a common element and / or theme in many crime or mystery stories is that of the captured snitch, the one who has information to help the protagonist along, a crucial piece of the puzzle. in many instances this snitch will have been hired to do something bad, but professes not to know who hired them.
sometimes, the snitch will under pressure confess to knowing the agent of their employ. often however they simply do not know, and at this point the “lead” is given up for dead, and other clues take the fore.
while as a storytelling device it may seem useless to write in a snitch unless he can further the plot by providing the next stepping stone to the bigger bad guy, or to the ultimate moral lesson or justice of the story, there still remains a psychological effect of witnessing the drama play out between protagonists and a captured evil-doer who is being manipulated by an unknown agent.
i believe such a storytelling device functions as a method to induce in viewers a fear of themselves.
the snitch, while not knowing who has hired them to do the (usually obviously immoral) deed in question, still agrees to perform the action. this is deemed evil. so it is with all human thought, however, is it not? where do our thoughts come from? are they merely the emergent virtual phenomena of electrochemical interaction? i doubt, even if true, that such an explanation will put to rest the minds of many who cannot tangibly feel the origin of their thought processes and the moral conclusions they generate.
the unknown agent is a thing to be feared, and judged evil, most especially within ourselves. or so we are led to believe. instead, we are asked to believe in the collective, in the authority, in the collective authority that in most cases seems to be reasonably appointed by collective agreement, through a collectively assembled and agreed upon formula of ritual and procedure that allegedly ensures all of the “right people” get into the “right positions.”
unfortunately, the truth about collective agreements is that they stifle individuality.
as we all know, or at least i am open to discussion about it, individuality is an inevitable quality of our existence. and so, because of it, we are destined to bring harm to others who are not ourselves. we do this because no individual’s needs can or will perfectly coincide with any or every other individual they come into contact with. therefore, at our most basic, we have an effect on others. we stifle the individuality of others by our mere existence. this effect is usually quite minor on a one to one level, at least in civilized society, likened perhaps to the gravitational pull of any one person of our average human mass on another person.
however, when organizations, governments, or other collectives become very large in size, they can inarguably do at least one thing: they stifle the individuality of vast numbers of individuals on a more wide-reaching scale than any one individual would. therefore organizations, even the most well-meaning and best structured of them, are destined to bring harm to others.

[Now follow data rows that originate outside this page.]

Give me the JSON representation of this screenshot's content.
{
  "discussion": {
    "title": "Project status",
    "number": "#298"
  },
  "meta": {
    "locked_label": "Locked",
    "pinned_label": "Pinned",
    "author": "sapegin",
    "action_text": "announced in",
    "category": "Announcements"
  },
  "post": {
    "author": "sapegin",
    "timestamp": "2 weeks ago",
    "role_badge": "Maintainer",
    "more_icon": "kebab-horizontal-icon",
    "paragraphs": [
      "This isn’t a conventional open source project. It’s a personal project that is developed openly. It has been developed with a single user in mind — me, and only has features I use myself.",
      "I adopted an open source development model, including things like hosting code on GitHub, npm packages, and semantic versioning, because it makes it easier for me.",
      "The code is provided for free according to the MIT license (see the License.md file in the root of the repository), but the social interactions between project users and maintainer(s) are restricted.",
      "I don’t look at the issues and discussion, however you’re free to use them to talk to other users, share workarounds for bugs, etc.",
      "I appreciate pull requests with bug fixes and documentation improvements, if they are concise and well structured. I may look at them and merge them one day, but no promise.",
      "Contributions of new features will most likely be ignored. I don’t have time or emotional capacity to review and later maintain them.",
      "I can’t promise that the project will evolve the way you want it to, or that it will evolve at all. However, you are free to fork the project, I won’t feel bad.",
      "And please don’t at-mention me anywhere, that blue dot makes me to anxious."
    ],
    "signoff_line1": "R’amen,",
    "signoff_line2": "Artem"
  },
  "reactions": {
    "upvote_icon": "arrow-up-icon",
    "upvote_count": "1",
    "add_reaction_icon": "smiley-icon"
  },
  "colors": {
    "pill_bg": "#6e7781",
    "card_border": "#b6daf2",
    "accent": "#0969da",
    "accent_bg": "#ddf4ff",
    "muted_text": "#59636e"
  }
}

and because of the nature of organizations, that as they grow over time any change of procedures slows down and becomes more difficult to enact, the result is that this harm becomes a locked-in fact of the day to day existence of the organization in question. organizations, or governments, or any collective body, become mass-misery generators.
what this means is that, by and large, the potential harm of one unknown agent is far less than that of any known organization, if for no other reason than what is known can be measured, and any measurement is of far greater substance than some nebulous unknown quantity.
and, as we are so far unalterably individual beings, we should work to try and discover methods of preserving, enabling, sustaining, and progressing the individuality we do have instead of building societal structures that only serve to cause us to engage in behavior patterns that accelerate or magnify the destructive tendencies innate in our individuality.
what this means is that centralized power of any kind is dangerous to the human race. therefore, just for instance, each home should be built to be self-sufficient in terms of electrical generation, water, and have enough space to grow some food so food interdependence stays at a minimum. technology is great but needs to be personalized with well defined boundaries.
we can see already that since the population of the human race has far exceeded any ability we have to build self-sufficient estates for every living person that we are rapidly approaching a critical point in our centralization of power, a point beyond which there will be massive death and pain before there is any hope of a new recovery.
additionally, returning to the point of the unknown agent, if our minds are all prey to the machinations of our own personal unknown agents who determine our thoughts, and if the ramifications of this are evil, then collectives can be described only as very great houses of evil, where large numbers of unknown agents come together to plot schemes that will be inflicted upon the rest of us.
therefore, our best hope for survival and peaceful coexistence is to strongly limit the influence, even the existence, of any type of collective power structure.
some, i know, may ask “what is so special about being individual anyway?” i hope the answer to this question is obvious enough to be self-explanatory, and so i will not get into it.